Further research into the head region of arthropods and the development of early trilobites is needed to determine the relationship between the groups with greater specificity.

The Dawn of Life

The Royal Ontario Museum’s exhibit will travel four billion years back in time

The Dawn of Life

Last week, the Royal Ontario Museum (ROM) finalized plans to build The Willner Madge Gallery, Dawn of Life. As its name suggests, the Dawn of Life will feature fossils from the start of life about four billion years ago until the appearance of dinosaurs over 200 million years ago.

Professor in the Department of Ecology & Evolutionary Biology and Department of Earth Sciences Jean-Bernard Caron and his research team travelled to the Burgess Shale and collected some of the fossils that will become a focus of Dawn of Life.
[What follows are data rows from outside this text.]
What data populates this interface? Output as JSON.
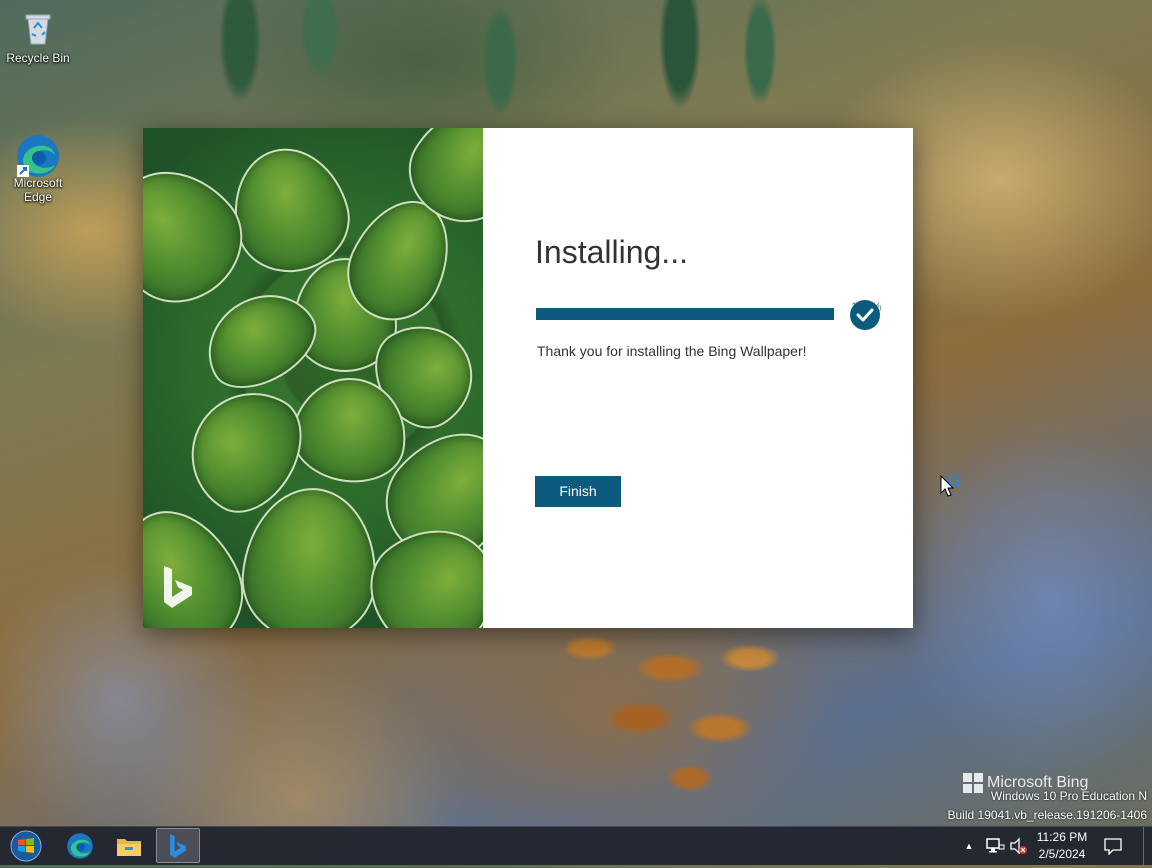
{
  "desktop": {
    "icons": [
      {
        "label": "Recycle Bin",
        "icon": "recycle-bin-icon"
      },
      {
        "label": "Microsoft\nEdge",
        "icon": "edge-icon"
      }
    ]
  },
  "installer": {
    "title": "Installing...",
    "progress_percent": 100,
    "progress_label": "100%",
    "message": "Thank you for installing the Bing Wallpaper!",
    "finish_label": "Finish",
    "accent_color": "#0c5a7e",
    "hero_icon": "bing-logo-icon"
  },
  "watermark": {
    "brand": "Microsoft Bing",
    "edition": "Windows 10 Pro Education N",
    "build": "Build 19041.vb_release.191206-1406"
  },
  "taskbar": {
    "start_icon": "windows-start-icon",
    "pinned": [
      {
        "name": "edge-icon"
      },
      {
        "name": "file-explorer-icon"
      },
      {
        "name": "bing-wallpaper-icon",
        "active": true
      }
    ],
    "tray_icons": [
      "show-hidden-icons-chevron",
      "network-icon",
      "volume-muted-icon"
    ],
    "time": "11:26 PM",
    "date": "2/5/2024",
    "notification_icon": "action-center-icon"
  }
}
“Without the close relationship we have with U of T, this would not be possible,” said Caron, who is also the Richard M. Ivey Curator of Invertebrate Paleontology at the ROM. “Without students, my collection would be a pile of rocks.”’

Showcasing Canada’s ancient past

The Cambrian Explosion occured 542 million years ago. This period marked the rapid appearance of diversified animals and mineralized fossils.

The Burgess Shale in British Columbia contains a myriad of fossils from the Cambrian period. In particular, the Burgess Shale is known for its intricate preservation of soft-bodied animals. Many of the fossils from this UNESCO World Heritage site provide a wealth of information that cannot be found anywhere else.

Caron initiated the Burgess Shale projects after joining the ROM in 2006, providing insight into Canada’s ancient past.

In addition to the Burgess Shale, fossils from Mistaken Point in Newfoundland, Parc national de Miguasha and Anticosti island in Québec, and Joggins Fossil Cliffs in Nova Scotia will also be on display.

Featured fossils

The fossils in this exhibit are not only relics of the past, but are also representative of Canada’s rich archaeological history.

In 1886, Canadian geologist Richard G. McConnell collected fossils from the Mount Stephen Trilobite Beds in the Canadian Rockies. McConnell ended up with a collection of trilobites, one of the earliest arthropods. But he also recovered fossils that didn’t belong to trilobites. These fossils had unusual appendages and created confusion among researchers who followed in McConnell’s tracks.

In 1892, Joseph Whiteaves described the specimen as a shrimp. In 1911, Charles Walcott found a complete version of the specimen and described it as a sea cucumber. Other researchers throughout the twentieth century described the specimen as a sponge or jellyfish.

It wasn’t until 1985 that researchers Harry Whittington and Derek Briggs described two of the species in full, one of which is Anomalocaris canadensis, a basal arthropod related to spiders and shrimp.

Anomalocaridids were large predators that dominated the Cambrian seas roughly 535 million years ago.

In the 1990s, researchers from the ROM collected several, complete Anomalocaridids specimens. And in 1996, researcher Desmond Collins described Anomalocaris canadensis in detail.

This specimen is one of many treasures that will be on display in Dawn of Life.


Visitors will also be able to view banded iron formation — from the Nuvvuagittuq Greenstone Belt in northern Québec — which contains the earliest evidence of life on earth.


At the preview last week, visitors had the chance to see Acutiramus macrophthalmus in person. The fossil is the world’s largest specimen of its kind. It’s not evident from its large size, but the 420-million-year-old specimen is a distant relative to horseshoe crabs.


A 370-million-year-old Eusthenopteron fish and a Xenasaphus devexus trilobite are examples of some of the other fossils that will be featured.




Construction of the Dawn of Life is slated to begin in 2019 and the ROM hopes to open the exhibit in 2021. Meanwhile, a preview of the gallery is located on the second-floor rotunda.